Prof. Tim Sherwood was recently named a Distinguished Lecturer at George Mason University's ECE Department, where he delivered a distinguished seminar on "Computer Architectures as an Instrument for Understanding the Nature of Practical Computation".
In this talk, Prof. Sherwood discussed some key insights for the future of practical computing from the computer architecture point of view. By most outside the field, and even by many of those in it, Computer Architecture is mistakenly thought to be an act of pure stepwise engineering: find a processor design that makes your software run faster than the last iteration. However the quest for better processors taken to the extreme offers some "curious side effects" -- it changes the way you see the act of computation, it forces you to really reconsider what a system should be, and perhaps can even yield insights about the natural world.
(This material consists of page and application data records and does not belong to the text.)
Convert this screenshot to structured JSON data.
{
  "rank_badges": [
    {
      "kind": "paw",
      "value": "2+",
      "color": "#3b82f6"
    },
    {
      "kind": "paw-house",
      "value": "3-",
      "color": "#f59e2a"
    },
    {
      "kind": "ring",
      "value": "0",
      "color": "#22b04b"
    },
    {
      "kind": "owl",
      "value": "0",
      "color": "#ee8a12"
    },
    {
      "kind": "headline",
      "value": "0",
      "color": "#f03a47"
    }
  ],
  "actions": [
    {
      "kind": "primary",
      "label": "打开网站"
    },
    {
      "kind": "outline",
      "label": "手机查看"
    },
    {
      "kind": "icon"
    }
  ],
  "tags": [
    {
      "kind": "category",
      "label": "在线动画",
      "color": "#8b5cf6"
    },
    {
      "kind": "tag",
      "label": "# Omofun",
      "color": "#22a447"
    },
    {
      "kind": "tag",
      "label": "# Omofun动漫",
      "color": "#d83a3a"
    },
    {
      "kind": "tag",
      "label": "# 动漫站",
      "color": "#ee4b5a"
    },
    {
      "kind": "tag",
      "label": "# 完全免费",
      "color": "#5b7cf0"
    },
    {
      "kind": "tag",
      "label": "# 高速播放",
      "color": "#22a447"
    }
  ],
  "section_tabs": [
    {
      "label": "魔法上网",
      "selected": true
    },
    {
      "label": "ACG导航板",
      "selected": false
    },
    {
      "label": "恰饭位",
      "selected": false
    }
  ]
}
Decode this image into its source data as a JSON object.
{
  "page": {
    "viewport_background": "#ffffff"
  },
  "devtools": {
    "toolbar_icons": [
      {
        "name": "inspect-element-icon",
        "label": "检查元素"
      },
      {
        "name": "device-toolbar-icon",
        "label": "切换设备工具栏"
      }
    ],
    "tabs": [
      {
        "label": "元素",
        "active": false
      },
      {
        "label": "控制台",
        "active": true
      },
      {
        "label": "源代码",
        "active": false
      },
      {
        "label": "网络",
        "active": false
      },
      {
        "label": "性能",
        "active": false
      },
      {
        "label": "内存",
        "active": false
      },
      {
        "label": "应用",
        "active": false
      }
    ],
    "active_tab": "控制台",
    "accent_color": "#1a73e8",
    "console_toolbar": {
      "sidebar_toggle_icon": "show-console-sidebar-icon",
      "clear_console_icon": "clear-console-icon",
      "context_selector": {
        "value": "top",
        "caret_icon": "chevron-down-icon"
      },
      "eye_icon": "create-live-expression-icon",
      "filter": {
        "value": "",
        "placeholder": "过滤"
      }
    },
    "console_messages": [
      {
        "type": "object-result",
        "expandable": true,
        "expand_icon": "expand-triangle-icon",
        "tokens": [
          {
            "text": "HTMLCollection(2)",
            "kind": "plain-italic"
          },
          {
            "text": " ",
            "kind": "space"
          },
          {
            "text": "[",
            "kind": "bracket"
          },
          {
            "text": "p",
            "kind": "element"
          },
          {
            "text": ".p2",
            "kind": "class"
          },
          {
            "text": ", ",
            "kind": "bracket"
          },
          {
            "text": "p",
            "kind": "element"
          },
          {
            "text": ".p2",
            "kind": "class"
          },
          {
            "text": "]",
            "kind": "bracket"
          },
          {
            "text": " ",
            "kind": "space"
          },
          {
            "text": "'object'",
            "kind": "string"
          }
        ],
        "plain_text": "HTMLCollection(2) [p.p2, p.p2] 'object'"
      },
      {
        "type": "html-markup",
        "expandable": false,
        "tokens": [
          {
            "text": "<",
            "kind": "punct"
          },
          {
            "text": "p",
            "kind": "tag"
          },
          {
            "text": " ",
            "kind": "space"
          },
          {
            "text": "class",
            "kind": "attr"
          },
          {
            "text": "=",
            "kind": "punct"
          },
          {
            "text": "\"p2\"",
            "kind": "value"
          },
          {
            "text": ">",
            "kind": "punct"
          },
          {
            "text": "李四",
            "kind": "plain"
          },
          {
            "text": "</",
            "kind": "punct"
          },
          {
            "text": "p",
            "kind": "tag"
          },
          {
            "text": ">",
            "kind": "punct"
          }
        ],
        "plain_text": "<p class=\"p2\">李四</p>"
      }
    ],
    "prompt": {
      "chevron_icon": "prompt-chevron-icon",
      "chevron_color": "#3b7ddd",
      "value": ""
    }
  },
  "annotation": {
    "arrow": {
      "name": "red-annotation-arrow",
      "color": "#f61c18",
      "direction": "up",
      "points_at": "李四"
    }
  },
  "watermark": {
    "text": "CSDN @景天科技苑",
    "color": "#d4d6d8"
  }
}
In this talk, Dr. Sherwood explored three concrete problems where Computer Architecture has provided a unique and valuable lens. The first relates to the 59.5 billion dollar problem of software bugs, the second to the insidious nature of security vulnerabilities that live between hardware and software (such as Spectre and Meltdown), and the third to both the functioning of the visual cortex and the future of hardware for machine learning.